Supplied data START
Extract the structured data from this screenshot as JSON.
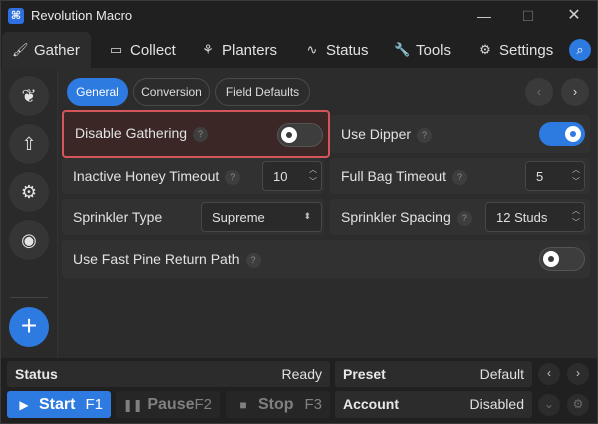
{
  "window": {
    "title": "Revolution Macro",
    "min": "—",
    "max": "☐",
    "close": "✕"
  },
  "tabs": [
    {
      "label": "Gather",
      "icon": "brush-icon"
    },
    {
      "label": "Collect",
      "icon": "ticket-icon"
    },
    {
      "label": "Planters",
      "icon": "plant-icon"
    },
    {
      "label": "Status",
      "icon": "pulse-icon"
    },
    {
      "label": "Tools",
      "icon": "wrench-icon"
    },
    {
      "label": "Settings",
      "icon": "gear-icon"
    }
  ],
  "subtabs": [
    "General",
    "Conversion",
    "Field Defaults"
  ],
  "settings": {
    "disable_gathering": {
      "label": "Disable Gathering",
      "on": false
    },
    "use_dipper": {
      "label": "Use Dipper",
      "on": true
    },
    "inactive_honey_timeout": {
      "label": "Inactive Honey Timeout",
      "value": "10"
    },
    "full_bag_timeout": {
      "label": "Full Bag Timeout",
      "value": "5"
    },
    "sprinkler_type": {
      "label": "Sprinkler Type",
      "value": "Supreme"
    },
    "sprinkler_spacing": {
      "label": "Sprinkler Spacing",
      "value": "12 Studs"
    },
    "fast_pine": {
      "label": "Use Fast Pine Return Path",
      "on": false
    }
  },
  "help_glyph": "?",
  "status": {
    "label": "Status",
    "value": "Ready"
  },
  "preset": {
    "label": "Preset",
    "value": "Default"
  },
  "account": {
    "label": "Account",
    "value": "Disabled"
  },
  "controls": {
    "start": {
      "label": "Start",
      "key": "F1"
    },
    "pause": {
      "label": "Pause",
      "key": "F2"
    },
    "stop": {
      "label": "Stop",
      "key": "F3"
    }
  },
  "colors": {
    "accent": "#2d7ae0",
    "highlight": "#d4555a",
    "background": "#202020"
  }
}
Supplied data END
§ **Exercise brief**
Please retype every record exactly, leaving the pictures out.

§ **Result of the task**
Extract the structured data from this screenshot as JSON.
{
  "window": {
    "title": "Revolution Macro",
    "min": "—",
    "max": "☐",
    "close": "✕"
  },
  "tabs": [
    {
      "label": "Gather",
      "icon": "brush-icon"
    },
    {
      "label": "Collect",
      "icon": "ticket-icon"
    },
    {
      "label": "Planters",
      "icon": "plant-icon"
    },
    {
      "label": "Status",
      "icon": "pulse-icon"
    },
    {
      "label": "Tools",
      "icon": "wrench-icon"
    },
    {
      "label": "Settings",
      "icon": "gear-icon"
    }
  ],
  "subtabs": [
    "General",
    "Conversion",
    "Field Defaults"
  ],
  "settings": {
    "disable_gathering": {
      "label": "Disable Gathering",
      "on": false
    },
    "use_dipper": {
      "label": "Use Dipper",
      "on": true
    },
    "inactive_honey_timeout": {
      "label": "Inactive Honey Timeout",
      "value": "10"
    },
    "full_bag_timeout": {
      "label": "Full Bag Timeout",
      "value": "5"
    },
    "sprinkler_type": {
      "label": "Sprinkler Type",
      "value": "Supreme"
    },
    "sprinkler_spacing": {
      "label": "Sprinkler Spacing",
      "value": "12 Studs"
    },
    "fast_pine": {
      "label": "Use Fast Pine Return Path",
      "on": false
    }
  },
  "help_glyph": "?",
  "status": {
    "label": "Status",
    "value": "Ready"
  },
  "preset": {
    "label": "Preset",
    "value": "Default"
  },
  "account": {
    "label": "Account",
    "value": "Disabled"
  },
  "controls": {
    "start": {
      "label": "Start",
      "key": "F1"
    },
    "pause": {
      "label": "Pause",
      "key": "F2"
    },
    "stop": {
      "label": "Stop",
      "key": "F3"
    }
  },
  "colors": {
    "accent": "#2d7ae0",
    "highlight": "#d4555a",
    "background": "#202020"
  }
}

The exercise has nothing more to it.